tween perceived competence and self-determined motivation. The
Journal of Social Psychology, 134, 793-801.
Lucas, R. E., & Dyrenforth, R. S. (2006). Does the existence of social
relationships matter for subjective well-being? In K. D. Vohs, & E. J.
Finkel (Eds.), Self and relationships: Connecting intrapersonal and
interpersonal processes (pp. 254-273). New York, NY: Guilford
Matsushima, R., & Shiomi, K. (2003). Developing a scale of self-effi-
cacy in personal relationships for adolescents. Psychological Reports,
Miller, T. Q., Smith, T. W., Turner, C. W., Guijarro, M. L., & Hallet, A.
J. (1996). A meta-analytic review of research on hostility and physi-
cal health. Psycholo gi c a l Bulletin, 119, 322-348.
O’Connor, D. B., Archer, J., & Wu, F. W. C. (2001). Measuring ag-
gression: Self-reports, partner reports, and responses to provoking
scenarios. Aggr es si v e Behavior, 27, 79-101. doi:10.1002/ab.2
Okada, R. (2005). Development of a friendship motivation scale in the
framework of the self-determination theory. Japanese Journal of
Personality, 14, 101-112. doi:10.2132/personality.14.101
Okada, R. (2006). Effects of autonomous friendship motivation on
self-disclosure and adjustment. Japanese Journal of Personality, 15,
Okada, R. (2007). Motivational analysis of academic help-seeking:
Self-determination in adolescents’ friendship. Psychological Reports,
100, 1000-1012. doi:10.2466/pr0.100.3.1000-1012
Patrick, H., Ryan, A. M., & Kaplan, A. (2007). Early adolescents’
perceptions of the classroom social environment, motivational beliefs,
and engagement. Journal of Educational P s ycholo gy, 99, 83-98.
Richard, J. F., & Schneider, B. H. (2005). Assessing friendship motiva-
tion during preadolescence and early adolescence. Journal of Early

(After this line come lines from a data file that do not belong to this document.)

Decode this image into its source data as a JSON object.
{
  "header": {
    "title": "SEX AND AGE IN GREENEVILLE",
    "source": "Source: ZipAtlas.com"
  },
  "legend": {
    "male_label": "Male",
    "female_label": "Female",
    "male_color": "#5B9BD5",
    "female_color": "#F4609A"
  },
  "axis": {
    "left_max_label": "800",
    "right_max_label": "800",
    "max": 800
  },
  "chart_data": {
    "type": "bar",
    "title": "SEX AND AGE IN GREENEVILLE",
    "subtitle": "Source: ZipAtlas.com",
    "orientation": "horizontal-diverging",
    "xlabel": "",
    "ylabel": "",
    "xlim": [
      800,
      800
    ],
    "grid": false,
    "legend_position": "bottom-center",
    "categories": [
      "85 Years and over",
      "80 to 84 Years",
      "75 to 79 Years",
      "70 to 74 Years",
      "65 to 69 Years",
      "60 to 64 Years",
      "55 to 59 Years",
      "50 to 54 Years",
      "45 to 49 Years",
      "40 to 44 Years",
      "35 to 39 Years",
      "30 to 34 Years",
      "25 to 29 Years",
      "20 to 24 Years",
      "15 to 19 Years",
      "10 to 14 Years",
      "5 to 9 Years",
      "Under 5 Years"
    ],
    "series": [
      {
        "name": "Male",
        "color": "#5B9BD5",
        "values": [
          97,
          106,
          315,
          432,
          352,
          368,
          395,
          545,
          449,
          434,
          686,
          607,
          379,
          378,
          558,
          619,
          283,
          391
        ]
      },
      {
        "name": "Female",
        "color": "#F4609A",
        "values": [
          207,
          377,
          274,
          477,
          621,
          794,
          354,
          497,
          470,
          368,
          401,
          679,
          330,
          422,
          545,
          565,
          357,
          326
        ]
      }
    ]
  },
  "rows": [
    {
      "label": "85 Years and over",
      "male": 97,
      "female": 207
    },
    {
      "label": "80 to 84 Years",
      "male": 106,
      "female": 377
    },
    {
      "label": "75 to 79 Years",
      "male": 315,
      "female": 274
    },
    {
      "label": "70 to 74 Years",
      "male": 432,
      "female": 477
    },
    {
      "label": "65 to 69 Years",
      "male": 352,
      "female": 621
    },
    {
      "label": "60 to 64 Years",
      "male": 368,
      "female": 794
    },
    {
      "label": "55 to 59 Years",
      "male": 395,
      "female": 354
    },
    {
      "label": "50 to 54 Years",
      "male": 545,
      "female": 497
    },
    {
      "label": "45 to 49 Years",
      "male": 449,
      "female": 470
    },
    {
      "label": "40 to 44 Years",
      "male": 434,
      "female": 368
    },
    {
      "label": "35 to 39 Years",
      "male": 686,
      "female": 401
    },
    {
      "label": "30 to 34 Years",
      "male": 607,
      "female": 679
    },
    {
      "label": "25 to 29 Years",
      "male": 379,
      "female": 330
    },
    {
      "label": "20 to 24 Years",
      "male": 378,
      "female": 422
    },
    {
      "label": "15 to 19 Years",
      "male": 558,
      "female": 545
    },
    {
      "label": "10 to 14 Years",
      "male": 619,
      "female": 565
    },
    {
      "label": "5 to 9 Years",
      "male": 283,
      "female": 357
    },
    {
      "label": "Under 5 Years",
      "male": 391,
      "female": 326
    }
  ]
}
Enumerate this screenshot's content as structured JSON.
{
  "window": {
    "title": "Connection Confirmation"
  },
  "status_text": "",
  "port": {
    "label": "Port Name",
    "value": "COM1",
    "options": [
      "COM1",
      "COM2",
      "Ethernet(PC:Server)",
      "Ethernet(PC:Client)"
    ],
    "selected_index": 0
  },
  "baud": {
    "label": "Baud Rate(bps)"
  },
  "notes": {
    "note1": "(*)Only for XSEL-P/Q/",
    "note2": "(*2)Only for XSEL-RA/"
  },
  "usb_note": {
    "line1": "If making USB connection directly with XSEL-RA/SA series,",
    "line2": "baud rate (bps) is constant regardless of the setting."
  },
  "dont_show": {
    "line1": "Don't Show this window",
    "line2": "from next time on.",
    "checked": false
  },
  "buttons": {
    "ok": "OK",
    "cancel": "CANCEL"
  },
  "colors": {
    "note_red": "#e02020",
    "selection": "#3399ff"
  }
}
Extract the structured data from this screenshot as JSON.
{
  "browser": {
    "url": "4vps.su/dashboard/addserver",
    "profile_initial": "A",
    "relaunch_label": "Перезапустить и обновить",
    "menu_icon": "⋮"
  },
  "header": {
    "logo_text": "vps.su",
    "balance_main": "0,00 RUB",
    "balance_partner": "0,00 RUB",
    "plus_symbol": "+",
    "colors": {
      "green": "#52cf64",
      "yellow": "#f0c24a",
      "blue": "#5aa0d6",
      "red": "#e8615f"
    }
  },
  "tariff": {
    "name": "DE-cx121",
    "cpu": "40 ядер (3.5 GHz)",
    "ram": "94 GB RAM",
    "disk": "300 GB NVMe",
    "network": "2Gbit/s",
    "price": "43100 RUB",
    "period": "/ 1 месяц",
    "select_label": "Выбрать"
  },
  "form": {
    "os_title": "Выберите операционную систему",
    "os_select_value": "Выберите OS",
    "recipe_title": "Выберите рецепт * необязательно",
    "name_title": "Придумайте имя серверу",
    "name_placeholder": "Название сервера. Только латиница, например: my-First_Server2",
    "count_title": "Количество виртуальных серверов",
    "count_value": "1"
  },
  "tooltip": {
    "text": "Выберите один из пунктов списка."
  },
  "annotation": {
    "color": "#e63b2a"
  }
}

Adolescence, 25, 367-385. doi:10.1177/0272431605276930
Ryan, A. M., & Shim, S. S. (2006). Social achievement goals: The
nature and consequences of different orientations toward social com-
petence. Personality and Social Psychology Bulletin, 32, 1246-1263.
Sénecal, C., Julien, E., & Guay, F. (2003). Role conflict and academic
procrastination: A self-determination perspective. European Journal
of Social Psychology, 33, 135-145. doi:10.1002/ejsp.144
Shahar, G., Henrich, C. C., Blatt, S. J., & Ryan, R. (2003). Interper-
sonal relatedness, self-definition, and their motivational orientation
during adolescence: A theoretical and empirical integration. Devel-
opmental Psychology, 3 9 , 470-483. doi:10.1037/0012-16184.108.40.2060
Soenens, B., & Vansteenkiste, M. (2005). Antecedents and outcomes of
self-determination in 3 life domains: The role of parents’ and teach-
ers’ autonomy support. Journal of Youth and Adolescence, 34, 589-
Twenge, J. M. (2006). When does social rejection lead to aggression?
The influences of situations, narcissism, emotion, and replenishing
connections. In K. D. Williams, J. P. Forgas, & W. von Hippel (Eds.),
The social outcast: Ostracism, social exclusion, rejection, and bully-
ing (pp. 201-212). New York, NY: Psychology Press.
Yamamoto, M., Matsui, Y., & Yamanari, Y. (1982). The structure of
perceived aspects of the self. Japanese Journal of Educational Psy-
chology, 30, 64-68.
Copyright © 2012 SciRes. 11